Learning how to use your hours better enables all sorts of other changes. If you want to reach any of your goals this year, you'll need to become more productive. Here's how to get started.
By Laura Vanderkam
“Use my time better” is not one of the most common New Year’s resolutions. Nonetheless, a life is lived in hours, and using your hours better enables all sorts of other changes. It’s hard to lose weight if you’re so rushed and harried that you’re constantly hitting the drive-through.
Fortunately, acquiring better time management skills is pretty straightforward--and probably easier than swearing off the fries. Here are a few tweaks that can make 2014 a more productive year.
1. Keep a time log for 24 hours.
Try writing down exactly how you’re spending your time. Keeping track of a week (168 hours) is ideal--that’s the cycle of life as we live it--but even a day or two is helpful. You’ll start to see patterns: a morning routine that always takes longer than you want it to, fragmented work in the afternoon because you didn’t take a real break for lunch. The first step to spending your time better is knowing how you’re spending it now.
2. Stop saying “I don’t have time.”
You may think you don’t have time to exercise, but if someone offered to pay you $250,000 to exercise five times a week this year, you would likely find time make it happen. So it’s not a matter of lacking time. A more accurate statement is “it’s not a priority.” Every time you’re tempted to claim a lack of time, try using this language instead. Talking about priorities instead of time reminds you that time is a choice, and if you’re not happy with how you’re spending your time now, you can choose differently.
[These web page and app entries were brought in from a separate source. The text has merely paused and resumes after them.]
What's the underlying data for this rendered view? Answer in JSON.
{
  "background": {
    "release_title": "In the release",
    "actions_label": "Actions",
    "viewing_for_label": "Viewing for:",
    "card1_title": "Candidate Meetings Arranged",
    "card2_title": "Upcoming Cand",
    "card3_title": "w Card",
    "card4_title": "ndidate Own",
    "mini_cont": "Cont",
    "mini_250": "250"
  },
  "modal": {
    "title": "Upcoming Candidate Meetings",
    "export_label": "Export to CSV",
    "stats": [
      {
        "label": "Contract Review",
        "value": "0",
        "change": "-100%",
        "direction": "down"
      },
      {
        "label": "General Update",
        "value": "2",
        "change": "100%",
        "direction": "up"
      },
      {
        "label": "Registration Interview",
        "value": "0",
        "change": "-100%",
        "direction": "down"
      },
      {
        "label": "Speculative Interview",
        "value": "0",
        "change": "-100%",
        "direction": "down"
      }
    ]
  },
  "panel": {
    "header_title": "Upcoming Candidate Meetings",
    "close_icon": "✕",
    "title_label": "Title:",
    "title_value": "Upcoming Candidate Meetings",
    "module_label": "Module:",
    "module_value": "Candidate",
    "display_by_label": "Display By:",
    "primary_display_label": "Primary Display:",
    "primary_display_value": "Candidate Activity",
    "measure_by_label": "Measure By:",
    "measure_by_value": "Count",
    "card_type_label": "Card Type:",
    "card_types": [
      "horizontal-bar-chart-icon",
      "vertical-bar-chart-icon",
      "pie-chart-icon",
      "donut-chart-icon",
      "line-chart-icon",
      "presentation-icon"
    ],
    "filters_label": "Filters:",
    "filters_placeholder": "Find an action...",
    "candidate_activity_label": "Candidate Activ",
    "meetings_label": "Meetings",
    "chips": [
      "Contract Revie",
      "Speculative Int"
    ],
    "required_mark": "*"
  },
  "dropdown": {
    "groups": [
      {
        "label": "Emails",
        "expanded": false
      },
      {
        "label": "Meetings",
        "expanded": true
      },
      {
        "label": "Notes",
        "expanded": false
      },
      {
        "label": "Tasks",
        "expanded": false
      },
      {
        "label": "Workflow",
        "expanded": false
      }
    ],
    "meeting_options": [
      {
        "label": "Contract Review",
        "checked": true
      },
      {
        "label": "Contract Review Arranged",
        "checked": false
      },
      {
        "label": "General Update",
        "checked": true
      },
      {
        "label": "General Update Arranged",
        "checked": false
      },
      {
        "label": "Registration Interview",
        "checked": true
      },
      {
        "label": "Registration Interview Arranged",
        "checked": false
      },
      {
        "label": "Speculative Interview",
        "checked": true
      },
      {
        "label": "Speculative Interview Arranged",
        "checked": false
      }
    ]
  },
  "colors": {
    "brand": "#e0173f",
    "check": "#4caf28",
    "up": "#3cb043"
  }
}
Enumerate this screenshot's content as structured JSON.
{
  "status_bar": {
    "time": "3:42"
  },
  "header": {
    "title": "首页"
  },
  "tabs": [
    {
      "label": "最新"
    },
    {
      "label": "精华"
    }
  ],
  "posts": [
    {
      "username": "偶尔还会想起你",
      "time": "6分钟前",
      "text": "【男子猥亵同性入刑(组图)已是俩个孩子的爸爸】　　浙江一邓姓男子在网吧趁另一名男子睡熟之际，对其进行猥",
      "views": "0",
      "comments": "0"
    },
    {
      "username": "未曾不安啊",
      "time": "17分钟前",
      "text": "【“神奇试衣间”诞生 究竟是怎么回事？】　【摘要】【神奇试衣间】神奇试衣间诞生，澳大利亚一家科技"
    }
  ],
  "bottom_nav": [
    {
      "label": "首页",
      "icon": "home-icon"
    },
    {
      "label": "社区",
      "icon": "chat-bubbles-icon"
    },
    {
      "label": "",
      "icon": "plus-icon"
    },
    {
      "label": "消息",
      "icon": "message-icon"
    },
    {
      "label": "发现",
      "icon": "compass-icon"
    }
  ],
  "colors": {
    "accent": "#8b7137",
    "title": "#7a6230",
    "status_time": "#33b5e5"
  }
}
3. Stop hitting snooze.
Don’t spend your precious willpower fighting a battle with yourself before breakfast. Either set your alarm for the time you actually intend to get up, or recreate “snooze” time the night before by getting in bed earlier, and allowing yourself to slowly drift off.
4. Write major priorities on your calendar.
Want to find a new job? Schedule an hour, two to three times per week, for searching and networking. Want to write a book? It’s unlikely to…